By SHANNON McRAE
Special to the OBSERVER
The idea that a soul or spirit can be housed in an object is common to many cultures. The generic literary term for this motif is "soul jar." In folk tales, certain sorcerers put their souls into an object - a jar, a needle, a tree, a pinecone - in order to become immortal or invulnerable. Many cultures embrace a similar principle in religious practices: the Catholic reliquary displaying the bone fragment of a saint for example, or the Jewish tefillin containing scrolls inscribed with verses from the Torah. The spirits of the beloved dead are also contained in funerary urns of ashes and memento mori such as locks of hair or photographs.
All three of these aspects of spirit containment: magical, religious, and ancestral, are most fully realized in African cultures. Benin people, for example, kept on their altars a govi jar, which contains the soul of an ancestor or an intermediary spirit called a lwa who assists them in their endeavors. People of the Kongo religion attain great spiritual power through the making of nkisi - gourds, vessels, or bundles that contain relics and objects associated with the dead. Nkisi also took the form of wooden carvings of people or animals.
Those captured into slavery brought these traditions with them to the Americas, where they mingled with Christian elements. Practiced in order to survive under the most brutal conditions, some of these traditions and beliefs persist in African-American communities to this day. The objects themselves meanwhile, particularly the carvings, became highly desirable to Western collectors as African art.
In August Wilson's play "The Piano Lesson," the nkisi is a piano. Carved by a slave with the faces of family members who had been sold so that his master could afford to purchase the piano, and stolen back at a terrible price by the artist's sons, the piano represents, for one African-American family in Depression-era America, a spiritual and artistic heritage that both defines and haunts them. The piano is haunted, possessed both by the black family immortalized in the carvings, and the white family who enslaved them.
"The Piano Lesson" involves the heirs to this blood-soaked legacy, a brother and a sister, battling over possession of the piano, and whether to preserve or abandon their haunted heritage. The young, all African-American cast of this excellent SUNY Fredonia production brings this haunted legacy to new life. The extraordinary power in these performances lies in the nuance and depth that each young actor gives to roles that could in less capable hands would lapse into stereotype. David Quinones plays the family elder, Uncle Doaker, with a quiet dignity and weariness nuanced by a largely understated struggle with his own involvement in the family's violent history. Daniel Astacio and Nakiya Peterkin as the embattled siblings Boy Willie and Berniece both accomplish the incredibly difficult task of playing characters who are equally trapped in their own opposing perspectives and struggling to do the right thing with their legacy.

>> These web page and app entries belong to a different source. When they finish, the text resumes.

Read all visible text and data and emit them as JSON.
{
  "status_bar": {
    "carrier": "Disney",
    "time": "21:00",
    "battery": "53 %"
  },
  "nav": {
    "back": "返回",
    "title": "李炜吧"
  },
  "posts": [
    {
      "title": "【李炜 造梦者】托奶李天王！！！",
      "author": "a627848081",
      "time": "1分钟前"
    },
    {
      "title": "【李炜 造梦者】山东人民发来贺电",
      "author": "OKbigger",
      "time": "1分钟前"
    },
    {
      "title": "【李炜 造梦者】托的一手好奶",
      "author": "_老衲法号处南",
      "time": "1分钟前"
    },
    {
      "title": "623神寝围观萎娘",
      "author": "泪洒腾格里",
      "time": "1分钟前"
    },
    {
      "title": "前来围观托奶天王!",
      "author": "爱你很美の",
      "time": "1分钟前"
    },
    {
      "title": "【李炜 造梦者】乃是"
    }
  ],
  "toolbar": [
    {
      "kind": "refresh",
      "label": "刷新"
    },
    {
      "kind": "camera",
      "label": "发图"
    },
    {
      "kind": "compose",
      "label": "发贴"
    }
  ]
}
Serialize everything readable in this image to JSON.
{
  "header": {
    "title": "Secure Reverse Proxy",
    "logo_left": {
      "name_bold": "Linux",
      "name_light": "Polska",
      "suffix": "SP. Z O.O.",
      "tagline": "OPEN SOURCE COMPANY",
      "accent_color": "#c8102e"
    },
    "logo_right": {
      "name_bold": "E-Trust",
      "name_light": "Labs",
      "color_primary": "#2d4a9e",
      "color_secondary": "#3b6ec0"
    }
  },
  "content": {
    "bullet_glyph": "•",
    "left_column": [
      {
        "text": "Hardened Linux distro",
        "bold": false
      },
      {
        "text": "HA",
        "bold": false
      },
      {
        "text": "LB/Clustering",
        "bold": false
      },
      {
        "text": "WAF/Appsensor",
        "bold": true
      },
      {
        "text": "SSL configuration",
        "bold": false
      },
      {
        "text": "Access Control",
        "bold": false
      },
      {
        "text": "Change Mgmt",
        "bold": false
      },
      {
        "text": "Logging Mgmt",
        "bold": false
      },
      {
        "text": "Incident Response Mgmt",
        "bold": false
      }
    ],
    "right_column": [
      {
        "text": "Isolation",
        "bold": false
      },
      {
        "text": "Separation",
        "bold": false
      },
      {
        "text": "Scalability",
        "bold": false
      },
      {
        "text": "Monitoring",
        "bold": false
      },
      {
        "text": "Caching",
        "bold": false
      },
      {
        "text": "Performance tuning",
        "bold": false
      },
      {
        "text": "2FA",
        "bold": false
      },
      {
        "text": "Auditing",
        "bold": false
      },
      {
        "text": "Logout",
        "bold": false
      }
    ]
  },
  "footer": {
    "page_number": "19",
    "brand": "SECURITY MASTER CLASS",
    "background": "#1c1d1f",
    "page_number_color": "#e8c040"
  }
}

Astacio particularly astonishes with his ability to evolve the initially insufferable character he plays to a truly sympathetic, fully-realized individual, and Peterkin plays a woman trapped in mourning with bittersweet gravity. Peterkin shares this role on alternate evenings with Siobhan Hunter, who has given standout performances in other roles. Alex Grayson as Lymon also manages to deepen a role that could be played as a stock hustler, embodying instead a gentle if slightly lost spirit beneath his seeming amorality and passivity. Joshua Johnson as Avery plays a pastor with similar complexity, whose Christianity matter-of-factly incorporates older African practices. Johnson alternates this role with Nicholas Bernard. Eric Wilbon brings levity and comic relief as well as valuable exposition as washed-up musician Wining Boy. Dominique Kempf plays daughter Maretha with a kind of sorrowful innocence.
The stage crew deserve as much credit as the cast for the extraordinary quality of this production. The family piano, as much a character as any of the actors, has real African-style carvings. Designed by Props Master Theresa Pierce and hand-carved by Chad Healy, the work took nearly a month. Lighting, sound, and set all impeccably create and maintain just the right moodiness.
Director Tom Loughlin, Distinguished Teaching Professor, chair of the Theater and Dance Department, calls this play, the first in Fredonia to feature an all-African-American cast and to stage August Wilson's important work, "a personal highlight of my career as an artist on this campus." He, and everybody involved in this production, have every reason to be proud of what they have accomplished.
Performances are planned in Bartlett Theatre at Rockefeller Arts Center on the SUNY Fredonia campus. Remaining dates and show times are a matinee today at 2 p.m., and Dec. 6, 7 and 8 at 7:30 p.m. The play includes strong language and sexual situations, and is not appropriate for children. Tickets are available through the SUNY Fredonia Ticket Office in the Williams Center, 673-3501 or www.tickets.fredonia.edu.
Shannon McRae is an associate professor of English at SUNY Fredonia.